EXERCISE PROMPT
Keep the pictures out. Restate the entries below word for word.

DATASET EXCERPTS
═══

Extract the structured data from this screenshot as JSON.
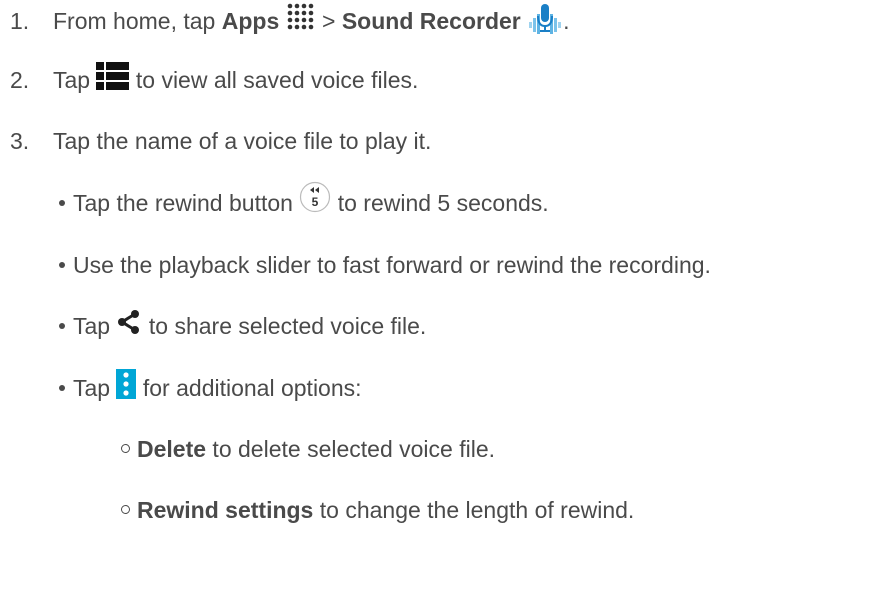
{
  "steps": [
    {
      "num": "1.",
      "a": "From home, tap ",
      "b1": "Apps",
      "c": " > ",
      "b2": "Sound Recorder",
      "d": "."
    },
    {
      "num": "2.",
      "a": "Tap ",
      "c": " to view all saved voice files."
    },
    {
      "num": "3.",
      "a": "Tap the name of a voice file to play it."
    }
  ],
  "bullets": [
    {
      "a": "Tap the rewind button ",
      "c": " to rewind 5 seconds."
    },
    {
      "a": "Use the playback slider to fast forward or rewind the recording."
    },
    {
      "a": "Tap ",
      "c": " to share selected voice file."
    },
    {
      "a": "Tap ",
      "c": " for additional options:"
    }
  ],
  "subbullets": [
    {
      "b": "Delete",
      "c": " to delete selected voice file."
    },
    {
      "b": "Rewind settings",
      "c": " to change the length of rewind."
    }
  ],
  "rewind_label": "5",
  "icons": {
    "apps": "apps-grid-icon",
    "recorder": "sound-recorder-icon",
    "list": "list-view-icon",
    "rewind": "rewind-5-icon",
    "share": "share-icon",
    "menu": "overflow-menu-icon"
  },
  "colors": {
    "text": "#4a4a4a",
    "accent": "#1a9ad6",
    "menu": "#00a6d6"
  }
}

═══

THE ANSWER
Extract the structured data from this screenshot as JSON.
{
  "steps": [
    {
      "num": "1.",
      "a": "From home, tap ",
      "b1": "Apps",
      "c": " > ",
      "b2": "Sound Recorder",
      "d": "."
    },
    {
      "num": "2.",
      "a": "Tap ",
      "c": " to view all saved voice files."
    },
    {
      "num": "3.",
      "a": "Tap the name of a voice file to play it."
    }
  ],
  "bullets": [
    {
      "a": "Tap the rewind button ",
      "c": " to rewind 5 seconds."
    },
    {
      "a": "Use the playback slider to fast forward or rewind the recording."
    },
    {
      "a": "Tap ",
      "c": " to share selected voice file."
    },
    {
      "a": "Tap ",
      "c": " for additional options:"
    }
  ],
  "subbullets": [
    {
      "b": "Delete",
      "c": " to delete selected voice file."
    },
    {
      "b": "Rewind settings",
      "c": " to change the length of rewind."
    }
  ],
  "rewind_label": "5",
  "icons": {
    "apps": "apps-grid-icon",
    "recorder": "sound-recorder-icon",
    "list": "list-view-icon",
    "rewind": "rewind-5-icon",
    "share": "share-icon",
    "menu": "overflow-menu-icon"
  },
  "colors": {
    "text": "#4a4a4a",
    "accent": "#1a9ad6",
    "menu": "#00a6d6"
  }
}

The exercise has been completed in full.